The world’s third case of glyphosate resistant liverseed grass has been confirmed in northern New South Wales, seven years after the first two cases were confirmed from east of Moree. The latest infestation comes from a mixed cropping farm near Gunnedah and adds to the concern of almost 100 confirmed cases of glyphosate resistant barnyard grass populations in this region.
“While this is only the third confirmed case of glyphosate resistant liverseed grass in seven years, it comes from a new area and has a much higher level of resistance than previous populations,” stated Tony Cook, Technical Specialist (Weeds) with NSW Department of Primary Industries. “This population is widespread on the farm in question, but like most summer grasses occurs in patches.”

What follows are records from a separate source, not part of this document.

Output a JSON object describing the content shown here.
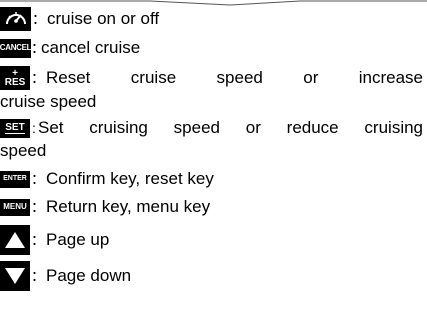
{
  "colors": {
    "icon_bg": "#000000",
    "icon_fg": "#ffffff",
    "text": "#000000"
  },
  "items": [
    {
      "icon": "cruise-gauge-icon",
      "sep": "：",
      "text": "cruise on or off"
    },
    {
      "icon_text": "CANCEL",
      "sep": "：",
      "text": "cancel cruise"
    },
    {
      "icon_text": "RES",
      "icon_plus": "+",
      "sep": "：",
      "text_line1": "Reset cruise speed or increase",
      "text_line2": "cruise speed"
    },
    {
      "icon_text": "SET",
      "sep": ":",
      "text_line1": "Set cruising speed or reduce cruising",
      "text_line2": "speed"
    },
    {
      "icon_text": "ENTER",
      "sep": "：",
      "text": "Confirm key, reset key"
    },
    {
      "icon_text": "MENU",
      "sep": "：",
      "text": "Return key, menu key"
    },
    {
      "icon": "triangle-up-icon",
      "sep": "：",
      "text": "Page up"
    },
    {
      "icon": "triangle-down-icon",
      "sep": "：",
      "text": "Page down"
    }
  ]
}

The farmer suspected he had a problem about three years ago, but has been able to control it in cotton with Group A selective grass herbicides. His main worry has been that it was on the irrigation head ditches where the seed could spread across his irrigation. Also being on a flood plain, he is worried about weed spread between farms.
The farm is on the Liverpool Plains, an area made famous in 1998 with the discovery of the first broadacre cases of glyphosate resistant annual ryegrass.
“Glyphosate resistant ryegrass is found all across the southern sections of the Liverpool Plains and farmers are managing to live with it,” says Mr Cook. “The problem is summer grasses are usually harder to control due to heat and moisture stress and the short time needed to set viable seed, so you really need to be on the ball with your spraying operations.
“We are going to sit down with the farmer and his agronomist to develop an integrated weed management plan to get on top of the liverseed grass. This will also assist in preventing the same thing happening with barnyard grass, which is a much tougher weed problem.”
One thing in the favour of farmers managing liverseed grass is that over 95 per cent germinates in one flush in mid spring, which is probably a major reason it has taken seven years to find another population. Barnyard grass on the other hand will germinate from September to April, making control on-going and extremely difficult.
“The advantage Liverpool Plains farmers have is quite a few rotational options that allow switching between winter and summer fallows and using broadleaf summer crop like sunflowers and mung beans, which in turn allows different planting times and use of a range herbicide modes-of-action. Planting these after the main liverseed germination flush in October allows you to control summer grasses with paraquat and pre-emergent herbicides before sowing. Any escapes can be controlled with selective grass herbicides in-crop.”
Imazapic can be used in summer fallow as a residual herbicide to control multiple weed germinations and then be followed by a winter crop of chickpeas or imidazolinone-tolerant barley.
“Farm hygiene controlling weeds around irrigation structures, buildings, fences and roads will be a critical part of the overall plan,” stressed Tony. “We can’t continue to rely on a few herbicides for weed control as this is a recipe for failure. Without looking at all facets of the farm operation and using non-herbicide strategies as well, you can’t keep the lid on herbicide resistance.”
Stopping seed set is the key to managing herbicide resistance; however this needs determination and an eye for detail.
If you suspect glyphosate resistant liverseed grass or barnyard grass on your farm phone Tony Cook at Tamworth on 0447 651 607.
For more information on managing glyphosate and paraquat resistance visit the AGSWG web site www.glyphosateresistance.org.au
For information on herbicide sustainability visit the WeedSmart information hub at www.weedsmart.org.au
Photo Caption: The new Gunnedah population (left), showing it has a much higher level of resistance compared to known susceptible (centre), and original resistant Moree population. Plants sprayed with 1.6 L/ha glyphosate (450 g/L).
NSW Department of Primary Industries
0447 651 607
GRDC Project Code
UQ00062; UA00124; ARN00001